**Data records**

——————

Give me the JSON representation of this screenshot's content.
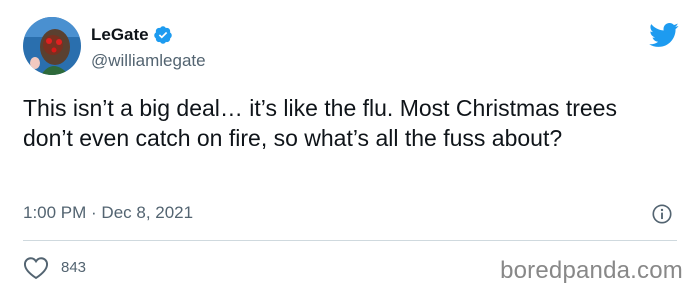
{
  "author": {
    "display_name": "LeGate",
    "handle": "@williamlegate",
    "verified": true,
    "avatar_icon": "profile-photo-avatar"
  },
  "tweet": {
    "text": "This isn’t a big deal… it’s like the flu. Most Christmas trees don’t even catch on fire, so what’s all the fuss about?",
    "timestamp": "1:00 PM · Dec 8, 2021"
  },
  "engagement": {
    "likes": "843"
  },
  "icons": {
    "brand": "twitter-bird-icon",
    "verified": "verified-badge-icon",
    "info": "info-icon",
    "like": "heart-icon"
  },
  "watermark": "boredpanda.com",
  "colors": {
    "accent": "#1d9bf0",
    "text_primary": "#0f1419",
    "text_secondary": "#536471",
    "divider": "#cfd9de"
  }
}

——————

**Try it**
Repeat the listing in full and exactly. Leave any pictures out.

**Exercise output**
Give me the JSON representation of this screenshot's content.
{
  "author": {
    "display_name": "LeGate",
    "handle": "@williamlegate",
    "verified": true,
    "avatar_icon": "profile-photo-avatar"
  },
  "tweet": {
    "text": "This isn’t a big deal… it’s like the flu. Most Christmas trees don’t even catch on fire, so what’s all the fuss about?",
    "timestamp": "1:00 PM · Dec 8, 2021"
  },
  "engagement": {
    "likes": "843"
  },
  "icons": {
    "brand": "twitter-bird-icon",
    "verified": "verified-badge-icon",
    "info": "info-icon",
    "like": "heart-icon"
  },
  "watermark": "boredpanda.com",
  "colors": {
    "accent": "#1d9bf0",
    "text_primary": "#0f1419",
    "text_secondary": "#536471",
    "divider": "#cfd9de"
  }
}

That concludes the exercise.